Replacing two departments with one also is part of the Granholm administration's ongoing efforts to streamline state government. Previously, three state departments, plus more than 150 state boards and commissions, were eliminated. Including the new DNRE, the total number of state departments is now 16. Lt. Governor John D. Cherry, Jr., at the governor's request, is leading a broad review of state government that could eventually result in the number of state departments being reduced to eight.
"The new department will be leaner, more efficient and better able to manage our natural resources and protect our environment," Cherry said. "I've been traveling around the state hosting town halls to get the public's input on government streamlining. Creating this new department will put the interests of conservationists at the forefront."
Rasher is a former mayor of the city of Marshall and worked for many years for Consumers Energy in areas such as brownfield redevelopment and air quality.
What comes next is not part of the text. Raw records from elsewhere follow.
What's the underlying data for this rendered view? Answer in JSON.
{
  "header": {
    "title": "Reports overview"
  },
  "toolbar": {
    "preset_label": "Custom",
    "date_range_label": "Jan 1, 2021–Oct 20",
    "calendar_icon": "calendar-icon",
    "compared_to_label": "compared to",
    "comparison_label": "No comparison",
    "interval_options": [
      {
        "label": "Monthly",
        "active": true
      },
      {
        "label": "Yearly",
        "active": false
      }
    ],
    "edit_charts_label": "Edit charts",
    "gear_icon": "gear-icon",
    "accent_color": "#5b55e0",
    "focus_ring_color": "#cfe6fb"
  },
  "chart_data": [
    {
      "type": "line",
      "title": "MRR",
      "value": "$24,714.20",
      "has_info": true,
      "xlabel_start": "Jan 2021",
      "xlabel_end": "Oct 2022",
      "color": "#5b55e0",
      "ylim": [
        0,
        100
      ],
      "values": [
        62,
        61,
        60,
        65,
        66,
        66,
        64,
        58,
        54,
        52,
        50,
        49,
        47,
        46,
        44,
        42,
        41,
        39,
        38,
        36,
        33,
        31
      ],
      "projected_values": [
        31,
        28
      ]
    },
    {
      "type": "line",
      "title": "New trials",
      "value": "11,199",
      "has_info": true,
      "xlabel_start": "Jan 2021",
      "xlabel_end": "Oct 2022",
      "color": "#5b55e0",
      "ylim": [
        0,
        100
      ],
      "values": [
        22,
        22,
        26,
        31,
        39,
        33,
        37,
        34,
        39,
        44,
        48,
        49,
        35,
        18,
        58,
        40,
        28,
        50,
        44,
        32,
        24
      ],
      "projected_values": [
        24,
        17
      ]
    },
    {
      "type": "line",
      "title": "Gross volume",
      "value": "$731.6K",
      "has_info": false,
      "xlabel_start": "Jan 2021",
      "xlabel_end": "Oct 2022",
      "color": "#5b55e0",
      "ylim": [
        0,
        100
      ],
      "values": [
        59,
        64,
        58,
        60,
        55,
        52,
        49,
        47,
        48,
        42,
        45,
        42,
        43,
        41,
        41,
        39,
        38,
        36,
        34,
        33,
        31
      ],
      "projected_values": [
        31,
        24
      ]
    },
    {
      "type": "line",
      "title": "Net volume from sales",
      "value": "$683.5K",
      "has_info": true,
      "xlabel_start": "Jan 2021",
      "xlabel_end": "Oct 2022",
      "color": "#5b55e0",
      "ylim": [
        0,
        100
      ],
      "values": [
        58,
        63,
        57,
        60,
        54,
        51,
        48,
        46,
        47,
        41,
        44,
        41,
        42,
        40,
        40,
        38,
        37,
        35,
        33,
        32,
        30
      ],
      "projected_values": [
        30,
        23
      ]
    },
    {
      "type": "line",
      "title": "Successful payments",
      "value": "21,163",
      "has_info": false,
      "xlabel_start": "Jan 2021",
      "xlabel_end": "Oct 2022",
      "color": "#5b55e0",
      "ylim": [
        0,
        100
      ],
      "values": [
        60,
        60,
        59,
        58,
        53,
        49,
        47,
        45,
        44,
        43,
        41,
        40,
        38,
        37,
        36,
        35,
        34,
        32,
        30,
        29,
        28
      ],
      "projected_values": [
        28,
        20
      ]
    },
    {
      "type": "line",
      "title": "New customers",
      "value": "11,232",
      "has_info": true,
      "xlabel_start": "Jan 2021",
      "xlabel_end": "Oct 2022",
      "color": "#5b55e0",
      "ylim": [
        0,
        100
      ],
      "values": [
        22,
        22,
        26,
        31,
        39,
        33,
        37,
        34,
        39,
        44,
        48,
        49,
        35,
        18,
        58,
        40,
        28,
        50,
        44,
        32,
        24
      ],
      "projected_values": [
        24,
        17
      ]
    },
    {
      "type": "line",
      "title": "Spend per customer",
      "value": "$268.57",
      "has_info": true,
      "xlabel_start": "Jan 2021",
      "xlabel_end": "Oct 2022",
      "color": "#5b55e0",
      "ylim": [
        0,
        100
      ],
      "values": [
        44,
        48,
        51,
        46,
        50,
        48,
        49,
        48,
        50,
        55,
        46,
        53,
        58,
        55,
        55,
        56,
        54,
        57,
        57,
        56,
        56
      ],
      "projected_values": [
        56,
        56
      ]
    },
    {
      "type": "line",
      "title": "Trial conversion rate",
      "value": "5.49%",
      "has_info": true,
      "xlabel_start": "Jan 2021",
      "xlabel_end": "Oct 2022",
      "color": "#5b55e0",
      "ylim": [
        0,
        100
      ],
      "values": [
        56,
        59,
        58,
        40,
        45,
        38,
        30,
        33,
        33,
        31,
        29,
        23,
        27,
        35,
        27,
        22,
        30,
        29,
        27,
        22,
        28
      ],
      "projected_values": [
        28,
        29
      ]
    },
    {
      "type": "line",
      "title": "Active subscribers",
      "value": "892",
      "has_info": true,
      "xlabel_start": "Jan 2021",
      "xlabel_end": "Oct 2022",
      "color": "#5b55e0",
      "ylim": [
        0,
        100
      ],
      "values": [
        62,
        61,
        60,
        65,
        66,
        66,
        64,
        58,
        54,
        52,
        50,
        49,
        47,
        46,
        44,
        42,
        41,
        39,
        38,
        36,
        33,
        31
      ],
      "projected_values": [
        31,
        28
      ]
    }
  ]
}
He has a bachelor's degree in fisheries and wildlife and a master's degree in business administration and finance. Rasher presently is director of operations, asset repositioning and global corporate services for CB Richard Ellis.
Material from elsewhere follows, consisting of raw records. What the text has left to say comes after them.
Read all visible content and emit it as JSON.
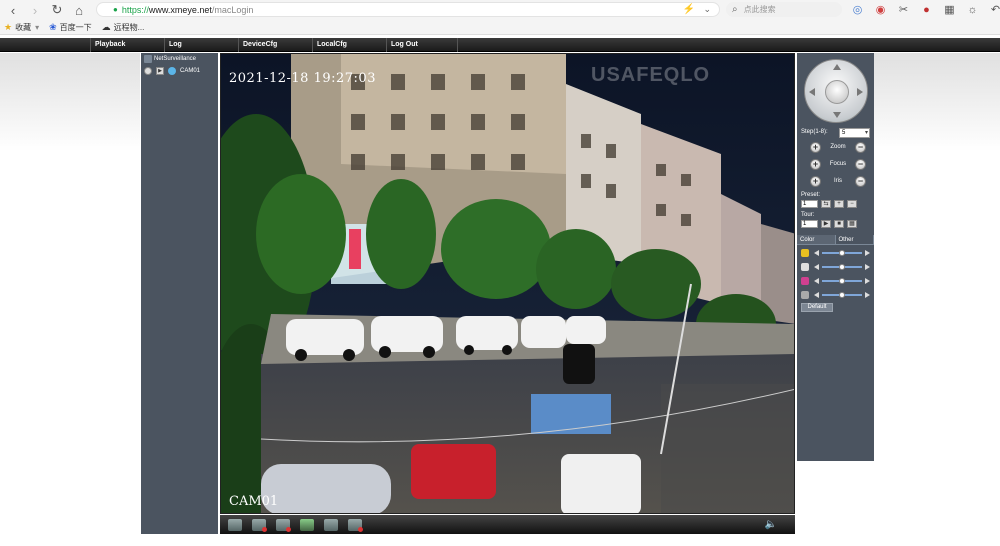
{
  "browser": {
    "url_https": "https://",
    "url_host": "www.xmeye.net",
    "url_path": "/macLogin",
    "search_placeholder": "点此搜索"
  },
  "bookmarks": [
    {
      "label": "收藏"
    },
    {
      "label": "百度一下"
    },
    {
      "label": "远程物..."
    }
  ],
  "menu": [
    {
      "label": "Playback"
    },
    {
      "label": "Log"
    },
    {
      "label": "DeviceCfg"
    },
    {
      "label": "LocalCfg"
    },
    {
      "label": "Log Out"
    }
  ],
  "tree": {
    "root_label": "NetSurveillance",
    "camera_label": "CAM01"
  },
  "video": {
    "osd_time": "2021-12-18  19:27:03",
    "osd_channel": "CAM01",
    "watermark": "USAFEQLO"
  },
  "ptz": {
    "step_label": "Step(1-8):",
    "step_value": "5",
    "zoom_label": "Zoom",
    "focus_label": "Focus",
    "iris_label": "Iris",
    "preset_label": "Preset:",
    "preset_value": "1",
    "tour_label": "Tour:",
    "tour_value": "1",
    "tab_color": "Color",
    "tab_other": "Other",
    "default_label": "Default"
  },
  "sliders": [
    {
      "name": "brightness",
      "level": 0.5,
      "color": "#e8c020"
    },
    {
      "name": "contrast",
      "level": 0.5,
      "color": "#dddddd"
    },
    {
      "name": "saturation",
      "level": 0.5,
      "color": "#d04090"
    },
    {
      "name": "hue",
      "level": 0.5,
      "color": "#aaaaaa"
    }
  ]
}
The executive order also transfers the Commission of Natural Resources to the DNRE and renames it the Natural Resources Commission. The commission retains its authority to regulate the taking of game and other duties as prescribed by law. The NRC also will advise the director on natural resources and conservation issues.
Several boards, councils or committees are abolished by the executive order. The Site Review Board process is being eliminated for greater efficiency in environmental proceedings. The Citizens Committee for Michigan State Parks and the Water Resources Conservation Advisory Council are abolished and their functions transferred to the Natural Resources Commission.
The Michigan Trailways Advisory Council and the Michigan Snowmobile Advisory Committee also are abolished. Their functions are transferred to a new seven-member Michigan Trails Advisory Council within the DNRE that will advise the governor and the DNRE director on creating, developing, operating and maintaining motorized and non-motorized trails in Michigan.
Several other entities are transferred to the DNRE. They are the Low-Level Radioactive Waste Authority, Mackinac Island State Park Commission, Michigan Forest Finance Authority, Michigan Natural Resources Trust Fund Board, and Office of the Great Lakes.
The executive order also authorizes the DNRE director to convene a seven-member Environmental Science Review Board composed of experts in biological sciences, chemistry, ecological science, engineering, geology, physics and related disciplines. The board will advise the DNRE on scientific issues affecting the protection and management of Michigan's environment and natural resources.
Also impacted by the executive order is the Department of Agriculture. After the executive order's effective date, the department director will continue to serve as the head of the department; however, in the future, the governor will appoint the department director.
The executive order transfers the regulation of horse racing from the Office of Racing Commissioner in the Department of Agriculture to the Michigan Gaming Control Board. The Office of Racing Commissioner and the position of racing commissioner are abolished. The Michigan Gaming Control Board's executive director will perform the functions of racing commissioner.
Three agricultural groups - Agricultural Preservation Fund Board, Michigan Family Farm Development Authority, and Pesticide Advisory Committee - are abolished by the executive order and their functions transferred to the Department of Agriculture.
A separate executive order (2009-44) abolishes the Michigan Climate Action Council, which completed its work, and the Aquatic Nuisance Species Council.